[Entries from a dataset of interfaces]
⁂

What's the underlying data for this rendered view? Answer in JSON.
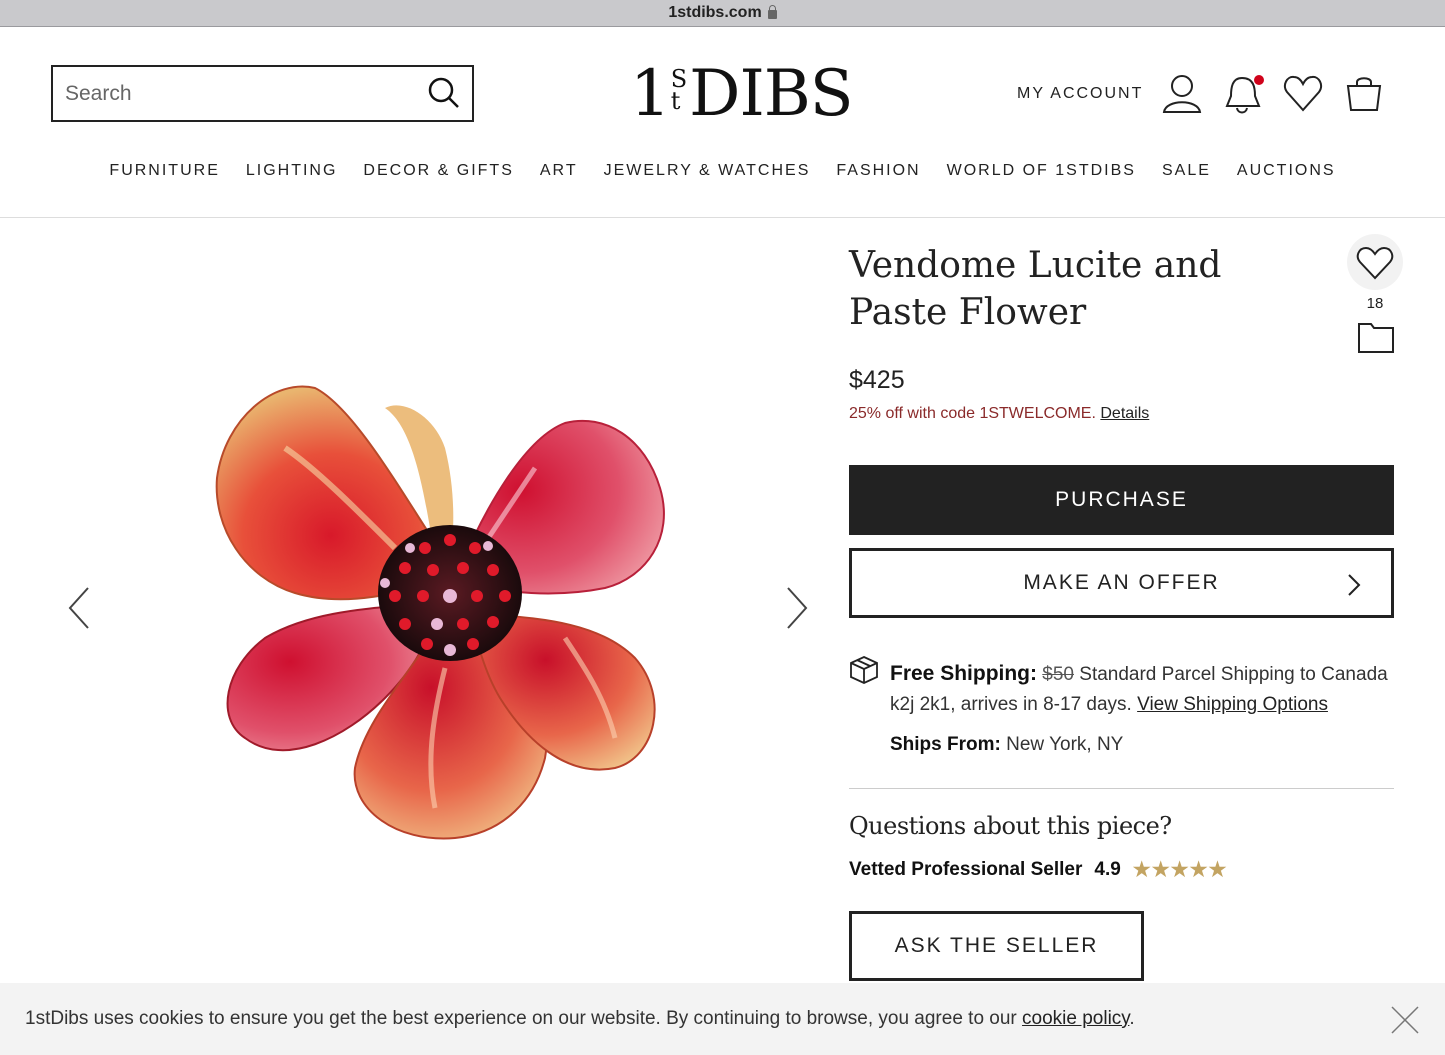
{
  "browser": {
    "url": "1stdibs.com"
  },
  "header": {
    "search_placeholder": "Search",
    "logo": {
      "one": "1",
      "s": "S",
      "t": "t",
      "dibs": "DIBS"
    },
    "account_label": "MY ACCOUNT",
    "notification_dot_color": "#d0021b"
  },
  "nav": {
    "items": [
      "FURNITURE",
      "LIGHTING",
      "DECOR & GIFTS",
      "ART",
      "JEWELRY & WATCHES",
      "FASHION",
      "WORLD OF 1STDIBS",
      "SALE",
      "AUCTIONS"
    ]
  },
  "product": {
    "title": "Vendome Lucite and Paste Flower",
    "favorites_count": "18",
    "price": "$425",
    "promo_text": "25% off with code 1STWELCOME.",
    "promo_link": "Details",
    "purchase_label": "PURCHASE",
    "offer_label": "MAKE AN OFFER"
  },
  "shipping": {
    "label": "Free Shipping:",
    "old_price": "$50",
    "text": "Standard Parcel Shipping to Canada k2j 2k1, arrives in 8-17 days.",
    "link": "View Shipping Options",
    "ships_from_label": "Ships From:",
    "ships_from_value": "New York, NY"
  },
  "seller": {
    "questions_heading": "Questions about this piece?",
    "label": "Vetted Professional Seller",
    "rating": "4.9",
    "stars": "★★★★★",
    "star_color": "#c3a462",
    "ask_label": "ASK THE SELLER"
  },
  "cookie": {
    "text": "1stDibs uses cookies to ensure you get the best experience on our website. By continuing to browse, you agree to our",
    "link": "cookie policy",
    "end": "."
  }
}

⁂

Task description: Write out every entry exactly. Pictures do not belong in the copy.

Written answer:
What's the underlying data for this rendered view? Answer in JSON.
{
  "browser": {
    "url": "1stdibs.com"
  },
  "header": {
    "search_placeholder": "Search",
    "logo": {
      "one": "1",
      "s": "S",
      "t": "t",
      "dibs": "DIBS"
    },
    "account_label": "MY ACCOUNT",
    "notification_dot_color": "#d0021b"
  },
  "nav": {
    "items": [
      "FURNITURE",
      "LIGHTING",
      "DECOR & GIFTS",
      "ART",
      "JEWELRY & WATCHES",
      "FASHION",
      "WORLD OF 1STDIBS",
      "SALE",
      "AUCTIONS"
    ]
  },
  "product": {
    "title": "Vendome Lucite and Paste Flower",
    "favorites_count": "18",
    "price": "$425",
    "promo_text": "25% off with code 1STWELCOME.",
    "promo_link": "Details",
    "purchase_label": "PURCHASE",
    "offer_label": "MAKE AN OFFER"
  },
  "shipping": {
    "label": "Free Shipping:",
    "old_price": "$50",
    "text": "Standard Parcel Shipping to Canada k2j 2k1, arrives in 8-17 days.",
    "link": "View Shipping Options",
    "ships_from_label": "Ships From:",
    "ships_from_value": "New York, NY"
  },
  "seller": {
    "questions_heading": "Questions about this piece?",
    "label": "Vetted Professional Seller",
    "rating": "4.9",
    "stars": "★★★★★",
    "star_color": "#c3a462",
    "ask_label": "ASK THE SELLER"
  },
  "cookie": {
    "text": "1stDibs uses cookies to ensure you get the best experience on our website. By continuing to browse, you agree to our",
    "link": "cookie policy",
    "end": "."
  }
}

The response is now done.